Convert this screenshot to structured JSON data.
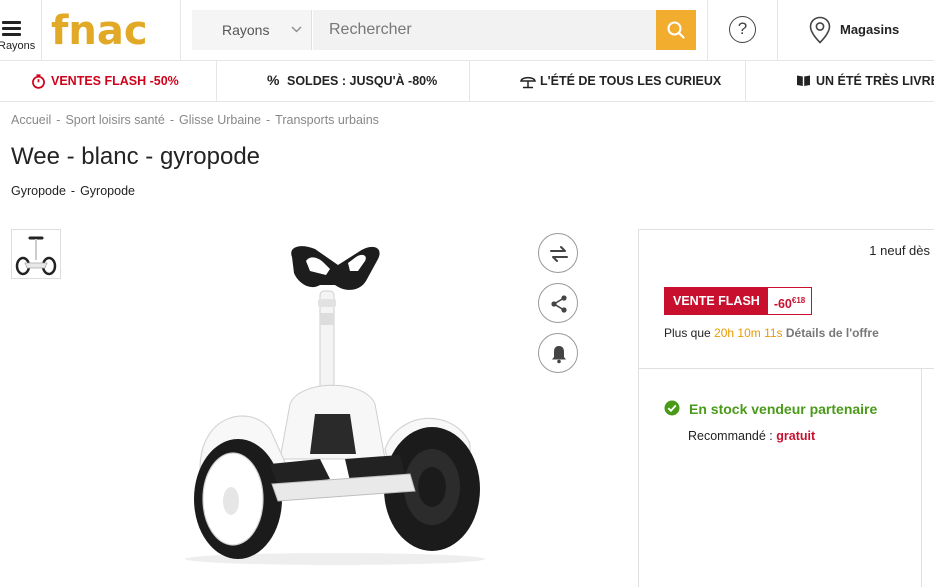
{
  "header": {
    "menu_label": "Rayons",
    "logo_text": "fnac",
    "brand_color": "#E1A925",
    "search": {
      "category_label": "Rayons",
      "placeholder": "Rechercher",
      "button_color": "#F2AD2E"
    },
    "help_symbol": "?",
    "stores_label": "Magasins"
  },
  "promo_nav": [
    {
      "label": "Ventes flash -50%",
      "icon": "stopwatch-icon"
    },
    {
      "label": "Soldes : jusqu'à -80%",
      "icon": "percent-icon"
    },
    {
      "label": "L'été de tous les curieux",
      "icon": "parasol-icon"
    },
    {
      "label": "Un été très livre",
      "icon": "book-icon"
    }
  ],
  "breadcrumb": [
    "Accueil",
    "Sport loisirs santé",
    "Glisse Urbaine",
    "Transports urbains"
  ],
  "product": {
    "title": "Wee - blanc - gyropode",
    "categories": [
      "Gyropode",
      "Gyropode"
    ]
  },
  "offer": {
    "count_text": "1 neuf dès",
    "flash_label": "VENTE FLASH",
    "discount_main": "-60",
    "discount_cents": "€18",
    "timer_prefix": "Plus que",
    "timer_value": "20h 10m 11s",
    "details_link": "Détails de l'offre",
    "stock_text": "En stock vendeur partenaire",
    "recommended_label": "Recommandé :",
    "recommended_value": "gratuit",
    "flash_color": "#C8102E",
    "stock_color": "#4A9A1A"
  }
}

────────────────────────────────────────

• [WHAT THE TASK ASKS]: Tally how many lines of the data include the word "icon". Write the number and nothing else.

• [RESULT]: 4